Duke prostate cancerAccording to a study conducted by experts at the Duke University Medical Center, when it comes to obesity supposedly no one is spared in increasing their threats of recurrence of prostate cancer post surgery. This result was found after looking at a large database of prostate cancer patients. Yes, being overweight appears to be likewise terrible for both the blacks as well as the whites.

“Not so, Obesity leads to worse cancer in both groups,” commented Stephen Freedland, MD, an associate professor of urology and pathology in the Duke Prostate Center and the senior author of the study.

Obesity is known to be connected to usually bad outcomes in many cancers including prostate cancer. Some studies have appeared to have suggested that obesity might be more of a threat issue to blacks than whites because according to them blacks have a higher tendency to die from prostate cancer. This is mainly because there seems to be a higher occurrence of obesity among black men as opposed to the white men.

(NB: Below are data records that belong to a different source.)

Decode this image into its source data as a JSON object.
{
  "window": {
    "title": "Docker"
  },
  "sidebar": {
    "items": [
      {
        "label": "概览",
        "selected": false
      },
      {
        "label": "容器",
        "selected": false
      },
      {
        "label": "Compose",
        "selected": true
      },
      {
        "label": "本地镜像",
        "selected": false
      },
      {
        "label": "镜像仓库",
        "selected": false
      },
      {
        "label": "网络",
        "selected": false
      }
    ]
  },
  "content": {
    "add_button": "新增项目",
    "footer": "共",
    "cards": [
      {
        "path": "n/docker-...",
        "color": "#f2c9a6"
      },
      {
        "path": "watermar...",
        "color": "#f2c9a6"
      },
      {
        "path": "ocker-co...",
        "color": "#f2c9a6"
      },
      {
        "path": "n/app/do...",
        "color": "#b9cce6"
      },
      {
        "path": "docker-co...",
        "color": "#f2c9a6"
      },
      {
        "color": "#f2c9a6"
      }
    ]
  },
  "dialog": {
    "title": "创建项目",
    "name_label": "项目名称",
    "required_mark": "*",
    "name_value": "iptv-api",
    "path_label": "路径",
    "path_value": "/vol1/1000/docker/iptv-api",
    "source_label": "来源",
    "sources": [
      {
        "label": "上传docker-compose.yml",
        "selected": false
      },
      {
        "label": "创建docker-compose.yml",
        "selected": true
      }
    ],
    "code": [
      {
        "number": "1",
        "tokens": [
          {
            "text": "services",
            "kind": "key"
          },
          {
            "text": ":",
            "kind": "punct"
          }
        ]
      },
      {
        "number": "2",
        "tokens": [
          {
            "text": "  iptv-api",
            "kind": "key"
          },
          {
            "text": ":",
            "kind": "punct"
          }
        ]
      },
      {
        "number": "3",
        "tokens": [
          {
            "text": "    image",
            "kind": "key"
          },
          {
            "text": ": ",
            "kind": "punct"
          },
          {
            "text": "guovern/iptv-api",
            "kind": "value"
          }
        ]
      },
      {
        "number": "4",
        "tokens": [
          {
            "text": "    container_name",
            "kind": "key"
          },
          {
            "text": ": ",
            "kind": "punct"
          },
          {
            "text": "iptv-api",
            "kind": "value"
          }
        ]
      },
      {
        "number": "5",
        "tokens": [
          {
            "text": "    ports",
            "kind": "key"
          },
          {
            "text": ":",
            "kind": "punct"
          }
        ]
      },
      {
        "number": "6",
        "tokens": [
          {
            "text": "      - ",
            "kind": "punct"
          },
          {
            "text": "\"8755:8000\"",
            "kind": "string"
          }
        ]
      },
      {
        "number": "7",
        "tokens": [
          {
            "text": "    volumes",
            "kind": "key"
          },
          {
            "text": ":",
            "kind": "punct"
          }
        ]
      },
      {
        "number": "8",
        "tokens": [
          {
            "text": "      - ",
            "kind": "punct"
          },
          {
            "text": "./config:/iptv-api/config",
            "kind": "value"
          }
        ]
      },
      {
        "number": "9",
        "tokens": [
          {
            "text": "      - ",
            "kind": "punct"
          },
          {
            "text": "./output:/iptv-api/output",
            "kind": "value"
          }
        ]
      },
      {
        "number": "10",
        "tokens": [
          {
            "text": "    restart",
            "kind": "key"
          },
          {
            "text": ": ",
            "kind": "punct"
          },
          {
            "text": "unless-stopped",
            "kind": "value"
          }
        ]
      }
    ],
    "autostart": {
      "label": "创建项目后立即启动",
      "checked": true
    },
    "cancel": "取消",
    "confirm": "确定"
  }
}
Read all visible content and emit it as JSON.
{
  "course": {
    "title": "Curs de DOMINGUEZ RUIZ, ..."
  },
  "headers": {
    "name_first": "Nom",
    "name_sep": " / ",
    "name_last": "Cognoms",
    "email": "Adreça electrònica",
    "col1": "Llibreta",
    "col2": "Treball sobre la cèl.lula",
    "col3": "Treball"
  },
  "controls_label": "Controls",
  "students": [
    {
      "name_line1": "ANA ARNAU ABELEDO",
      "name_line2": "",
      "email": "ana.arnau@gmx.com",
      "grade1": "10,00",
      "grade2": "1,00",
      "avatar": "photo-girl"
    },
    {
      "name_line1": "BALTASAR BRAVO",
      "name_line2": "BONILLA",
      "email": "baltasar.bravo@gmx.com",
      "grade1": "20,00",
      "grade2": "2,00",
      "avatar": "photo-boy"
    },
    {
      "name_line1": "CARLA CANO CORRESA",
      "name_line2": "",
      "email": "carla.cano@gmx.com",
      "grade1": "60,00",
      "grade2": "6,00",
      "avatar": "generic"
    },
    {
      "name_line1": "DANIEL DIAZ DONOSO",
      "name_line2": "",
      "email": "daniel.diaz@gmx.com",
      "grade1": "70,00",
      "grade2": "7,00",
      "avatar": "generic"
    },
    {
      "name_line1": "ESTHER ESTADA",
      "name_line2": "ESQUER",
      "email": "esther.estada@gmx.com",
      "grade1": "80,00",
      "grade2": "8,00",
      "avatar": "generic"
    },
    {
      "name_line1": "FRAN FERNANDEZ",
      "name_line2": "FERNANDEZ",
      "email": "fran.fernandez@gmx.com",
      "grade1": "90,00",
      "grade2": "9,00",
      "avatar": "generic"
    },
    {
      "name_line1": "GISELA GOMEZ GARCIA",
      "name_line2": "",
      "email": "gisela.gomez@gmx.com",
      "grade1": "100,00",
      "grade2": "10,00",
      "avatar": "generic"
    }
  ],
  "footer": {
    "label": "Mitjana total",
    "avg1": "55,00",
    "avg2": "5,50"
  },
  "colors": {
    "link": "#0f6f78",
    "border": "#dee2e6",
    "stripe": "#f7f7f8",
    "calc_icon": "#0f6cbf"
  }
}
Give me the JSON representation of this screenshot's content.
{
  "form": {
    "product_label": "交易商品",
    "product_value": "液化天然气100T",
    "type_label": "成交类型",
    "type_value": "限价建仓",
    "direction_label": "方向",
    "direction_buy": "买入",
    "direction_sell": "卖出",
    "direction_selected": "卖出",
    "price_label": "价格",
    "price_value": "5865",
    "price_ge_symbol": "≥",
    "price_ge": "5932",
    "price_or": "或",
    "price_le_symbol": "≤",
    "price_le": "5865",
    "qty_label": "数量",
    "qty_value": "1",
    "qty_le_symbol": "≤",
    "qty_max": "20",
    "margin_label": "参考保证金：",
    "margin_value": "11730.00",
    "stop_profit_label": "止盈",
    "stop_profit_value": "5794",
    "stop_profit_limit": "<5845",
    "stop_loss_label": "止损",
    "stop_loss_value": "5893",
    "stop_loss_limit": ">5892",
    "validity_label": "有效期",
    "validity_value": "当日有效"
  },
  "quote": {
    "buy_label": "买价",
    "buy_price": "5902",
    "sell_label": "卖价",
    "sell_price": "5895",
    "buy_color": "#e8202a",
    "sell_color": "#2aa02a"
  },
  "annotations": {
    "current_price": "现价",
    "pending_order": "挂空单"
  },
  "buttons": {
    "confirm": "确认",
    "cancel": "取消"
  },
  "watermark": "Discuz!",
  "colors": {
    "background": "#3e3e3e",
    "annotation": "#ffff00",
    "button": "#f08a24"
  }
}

Freedland and Jayakrishnan Jayachandran, MD, a urologic oncology fellow at Duke and the lead author of the paper, analyzed the records of 1415 men enlisted in the Shared Equal Access Regional Cancer Hospital (SEARCH) database who had undergone a radical prostatectomy. He found out that almost half (47 percent) of the sample consisted of black men.

After regulating for different preoperative characteristics, experts evaluated the correlation between the body mass index (BMI) and the forcefulness of the cancer. It was calculated by the risk of recurrence. Experts apparently found no connection between race and obesity as opposed to other studies. Irrespective of the race, approximately a third of the men were found to be obese.

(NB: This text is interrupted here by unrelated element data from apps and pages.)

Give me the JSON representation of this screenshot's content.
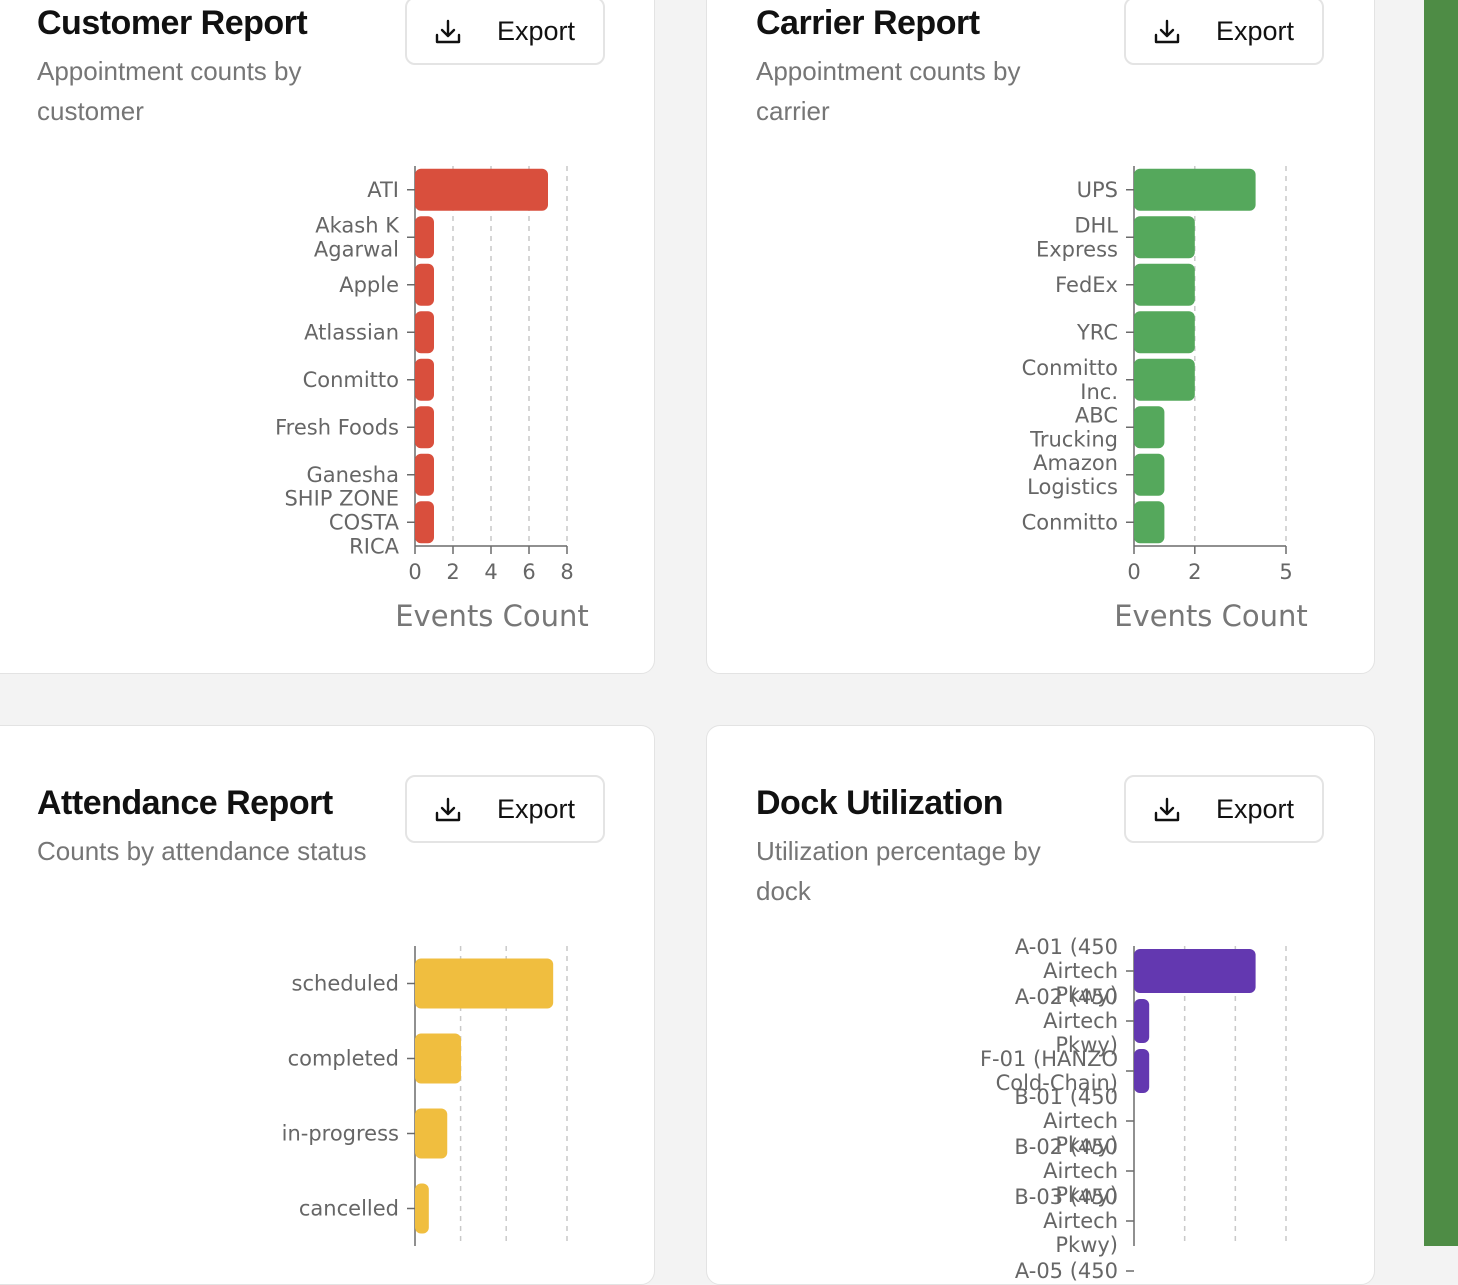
{
  "cards": {
    "customer": {
      "title": "Customer Report",
      "subtitle": "Appointment counts by customer",
      "export_label": "Export"
    },
    "carrier": {
      "title": "Carrier Report",
      "subtitle": "Appointment counts by carrier",
      "export_label": "Export"
    },
    "attendance": {
      "title": "Attendance Report",
      "subtitle": "Counts by attendance status",
      "export_label": "Export"
    },
    "dock": {
      "title": "Dock Utilization",
      "subtitle": "Utilization percentage by dock",
      "export_label": "Export"
    }
  },
  "icons": {
    "export": "download-icon"
  },
  "colors": {
    "customer": "#d94f3d",
    "carrier": "#55a85c",
    "attendance": "#f0be3f",
    "dock": "#6338b0",
    "sidebar_accent": "#4e8c45"
  },
  "chart_data": [
    {
      "type": "bar",
      "orientation": "horizontal",
      "categories": [
        [
          "ATI"
        ],
        [
          "Akash K",
          "Agarwal"
        ],
        [
          "Apple"
        ],
        [
          "Atlassian"
        ],
        [
          "Conmitto"
        ],
        [
          "Fresh Foods"
        ],
        [
          "Ganesha"
        ],
        [
          "SHIP ZONE",
          "COSTA",
          "RICA"
        ]
      ],
      "values": [
        7,
        1,
        1,
        1,
        1,
        1,
        1,
        1
      ],
      "xlabel": "Events Count",
      "xticks": [
        0,
        2,
        4,
        6,
        8
      ],
      "xlim": [
        0,
        8
      ],
      "grid": true
    },
    {
      "type": "bar",
      "orientation": "horizontal",
      "categories": [
        [
          "UPS"
        ],
        [
          "DHL",
          "Express"
        ],
        [
          "FedEx"
        ],
        [
          "YRC"
        ],
        [
          "Conmitto",
          "Inc."
        ],
        [
          "ABC",
          "Trucking"
        ],
        [
          "Amazon",
          "Logistics"
        ],
        [
          "Conmitto"
        ]
      ],
      "values": [
        4,
        2,
        2,
        2,
        2,
        1,
        1,
        1
      ],
      "xlabel": "Events Count",
      "xticks": [
        0,
        2,
        5
      ],
      "xlim": [
        0,
        5
      ],
      "grid": true
    },
    {
      "type": "bar",
      "orientation": "horizontal",
      "categories": [
        [
          "scheduled"
        ],
        [
          "completed"
        ],
        [
          "in-progress"
        ],
        [
          "cancelled"
        ]
      ],
      "values": [
        30,
        10,
        7,
        3
      ],
      "xlim": [
        0,
        33
      ],
      "grid": true
    },
    {
      "type": "bar",
      "orientation": "horizontal",
      "categories": [
        [
          "A-01 (450",
          "Airtech",
          "Pkwy)"
        ],
        [
          "A-02 (450",
          "Airtech",
          "Pkwy)"
        ],
        [
          "F-01 (HANZO",
          "Cold-Chain)"
        ],
        [
          "B-01 (450",
          "Airtech",
          "Pkwy)"
        ],
        [
          "B-02 (450",
          "Airtech",
          "Pkwy)"
        ],
        [
          "B-03 (450",
          "Airtech",
          "Pkwy)"
        ],
        [
          "A-05 (450"
        ]
      ],
      "values": [
        24,
        3,
        3,
        0,
        0,
        0,
        0
      ],
      "xlim": [
        0,
        30
      ],
      "grid": true
    }
  ]
}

Jayachandran mentioned “We found that higher BMI was associated with significantly increased risk of cancer recurrence for both blacks and whites,” He also remarked “Though prior SEARCH-based studies from our group found that obesity was associated with a higher risk of disease progression as measured by a rising PSA after surgery, it now appears that being obese just means a poorer prognosis, period, regardless of race.”

Jayachandran is not certain as to why that might be the case but he is of the opinion that altered hormone levels may have something to do with it.

He claims “Obesity is associated with more estrogen and less testosterone, and it may be that lower testosterone promotes more aggressive tumors as recent studies have suggested.”

Jayachandran adding to it mentions that modification in the production of other hormones like insulin, insulin-like growth factor or leptin which take place in obese men, might also be responsible in the development of more aggressive tumors. He claims that they have not fully understood it but are actively studying all of these factors.

This study appeared in the journal Cancer.